On Thursday, Chinese yuan scaled upwards at its fastest rate against the U.S. dollar due to improved offshore trade.

The escalated value of Chinese yuan came as a relief as the currency is currently bothered by concerns related to capital outflow.

According to reports on Thursday, dollar was acquiring as little as 6.8071 yuan in intraday, offshore trade, counted to be the pair’s lowest since November. Moreover, the dollar/yuan pair on Wednesday had its biggest drop in a year considering the offshore market; the fall was at its highest from 6.9688, along with its lowest at 6.8658.

This directly reflected the move from the People’s Bank of China (PBOC) to fix its yuan mid-point at 6.9307 counter to the dollar, down from 6.9526 as noted on Wednesday.

It was clearly analyzed that, the difference between the onshore and offshore trade on Thursday was quite stark. Onshore, the dollar was grabbing 6.8952 yuan.

According to analysts, the offshore yuan's move was also boosted by mainland policymakers' possible efforts to toughen capital controls.

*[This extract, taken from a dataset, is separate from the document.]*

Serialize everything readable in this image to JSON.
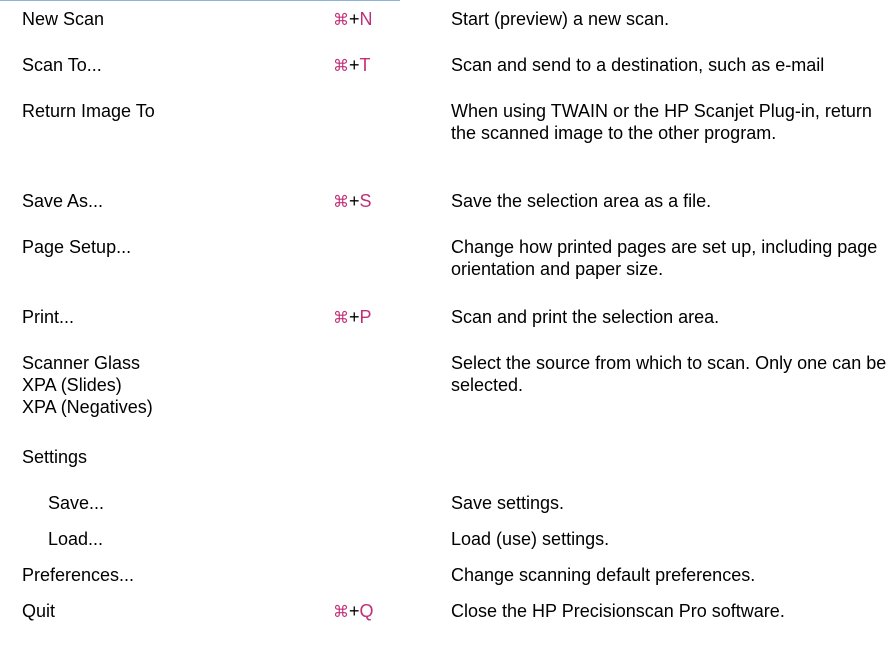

Initiating from January 1, China’s foreign-exchange regulator has planned to step up inquiry on foreign-currency purchases. Moreover, Chinese regulators introduced fresh rules that will be imposed in the month of July. It requires financial institutions on the mainland to present domestic and overseas cash transactions listed more than 50,000 yuan ($7,217); the previous limit was set at 200,000 yuan.

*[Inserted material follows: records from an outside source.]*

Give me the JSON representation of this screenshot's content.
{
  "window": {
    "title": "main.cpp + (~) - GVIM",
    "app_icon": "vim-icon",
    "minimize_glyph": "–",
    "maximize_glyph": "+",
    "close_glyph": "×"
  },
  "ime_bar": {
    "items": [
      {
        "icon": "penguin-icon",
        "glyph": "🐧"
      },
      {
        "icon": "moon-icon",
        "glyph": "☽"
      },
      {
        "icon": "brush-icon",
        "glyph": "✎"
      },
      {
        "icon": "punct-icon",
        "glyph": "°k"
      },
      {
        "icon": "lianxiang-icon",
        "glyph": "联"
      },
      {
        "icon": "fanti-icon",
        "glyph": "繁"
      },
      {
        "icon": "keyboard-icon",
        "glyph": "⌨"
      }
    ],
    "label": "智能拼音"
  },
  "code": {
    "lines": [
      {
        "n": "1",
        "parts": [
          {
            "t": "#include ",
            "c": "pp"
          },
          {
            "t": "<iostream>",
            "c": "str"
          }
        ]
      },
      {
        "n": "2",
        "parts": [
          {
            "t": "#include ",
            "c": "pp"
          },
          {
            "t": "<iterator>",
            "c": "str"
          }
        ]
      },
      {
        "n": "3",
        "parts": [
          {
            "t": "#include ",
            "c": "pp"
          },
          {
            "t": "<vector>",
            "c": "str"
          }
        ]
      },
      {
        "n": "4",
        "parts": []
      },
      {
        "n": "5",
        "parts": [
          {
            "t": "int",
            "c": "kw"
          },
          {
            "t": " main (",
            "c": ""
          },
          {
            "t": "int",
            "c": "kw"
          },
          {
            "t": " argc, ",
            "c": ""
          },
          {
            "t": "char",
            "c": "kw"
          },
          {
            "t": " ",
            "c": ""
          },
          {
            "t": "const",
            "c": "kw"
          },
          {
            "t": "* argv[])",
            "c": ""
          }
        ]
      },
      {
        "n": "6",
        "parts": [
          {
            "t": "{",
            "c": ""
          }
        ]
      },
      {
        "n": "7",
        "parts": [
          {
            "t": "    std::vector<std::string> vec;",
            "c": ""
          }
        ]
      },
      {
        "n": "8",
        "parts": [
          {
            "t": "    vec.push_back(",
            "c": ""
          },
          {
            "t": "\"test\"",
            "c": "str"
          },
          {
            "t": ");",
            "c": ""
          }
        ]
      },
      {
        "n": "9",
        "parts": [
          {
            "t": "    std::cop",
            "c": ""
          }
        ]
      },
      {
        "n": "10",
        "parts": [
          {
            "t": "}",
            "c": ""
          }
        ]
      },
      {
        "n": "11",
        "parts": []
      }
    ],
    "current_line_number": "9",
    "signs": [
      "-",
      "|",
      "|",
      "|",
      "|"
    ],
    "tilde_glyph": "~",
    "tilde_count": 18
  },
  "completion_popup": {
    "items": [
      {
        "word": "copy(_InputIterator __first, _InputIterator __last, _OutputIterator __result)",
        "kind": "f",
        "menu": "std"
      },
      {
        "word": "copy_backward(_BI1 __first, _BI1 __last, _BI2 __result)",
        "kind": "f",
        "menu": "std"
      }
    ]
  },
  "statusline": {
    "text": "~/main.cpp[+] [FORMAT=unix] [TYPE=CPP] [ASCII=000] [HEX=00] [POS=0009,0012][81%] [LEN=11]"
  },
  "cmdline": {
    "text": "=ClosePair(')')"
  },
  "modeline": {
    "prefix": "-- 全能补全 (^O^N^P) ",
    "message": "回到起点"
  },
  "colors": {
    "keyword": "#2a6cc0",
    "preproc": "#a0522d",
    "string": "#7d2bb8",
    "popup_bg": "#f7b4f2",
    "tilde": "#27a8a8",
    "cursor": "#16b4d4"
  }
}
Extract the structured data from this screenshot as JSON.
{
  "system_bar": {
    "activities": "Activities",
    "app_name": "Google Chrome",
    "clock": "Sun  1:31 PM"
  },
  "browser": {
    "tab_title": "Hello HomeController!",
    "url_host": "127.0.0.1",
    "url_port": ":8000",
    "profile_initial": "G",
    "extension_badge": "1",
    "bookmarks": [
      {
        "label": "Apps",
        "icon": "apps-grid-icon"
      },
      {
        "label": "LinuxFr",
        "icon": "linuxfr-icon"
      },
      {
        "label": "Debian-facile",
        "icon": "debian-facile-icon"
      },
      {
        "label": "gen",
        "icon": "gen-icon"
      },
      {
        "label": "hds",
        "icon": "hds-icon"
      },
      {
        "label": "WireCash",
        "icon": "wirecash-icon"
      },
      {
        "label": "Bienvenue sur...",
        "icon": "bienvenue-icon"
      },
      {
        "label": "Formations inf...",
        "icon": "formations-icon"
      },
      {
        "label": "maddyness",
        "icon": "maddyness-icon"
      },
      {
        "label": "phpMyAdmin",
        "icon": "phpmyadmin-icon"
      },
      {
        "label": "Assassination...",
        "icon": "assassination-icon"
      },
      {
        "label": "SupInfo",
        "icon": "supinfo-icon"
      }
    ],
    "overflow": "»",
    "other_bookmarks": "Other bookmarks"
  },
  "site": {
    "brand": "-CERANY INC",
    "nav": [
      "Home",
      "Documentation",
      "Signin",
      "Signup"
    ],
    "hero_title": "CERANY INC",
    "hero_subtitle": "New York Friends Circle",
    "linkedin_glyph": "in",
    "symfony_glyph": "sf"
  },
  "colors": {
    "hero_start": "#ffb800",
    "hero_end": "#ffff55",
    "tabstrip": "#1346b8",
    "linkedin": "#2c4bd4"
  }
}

The mainland's currency has currently become a political tension with the United States. President-elect Trump stressing during his campaign to tag the country as a currency manipulator for purposes such as competitive trade advantage and warning to impose a 45 percent tariff on Chinese exports to the U.S.

Geoff Lewis, global market strategist at Manulife Asset Management, expects the yuan to fall around 4-5 percent against the dollar in the current year, a much slower depreciation pace as compared to nearly 7 percent in 2016.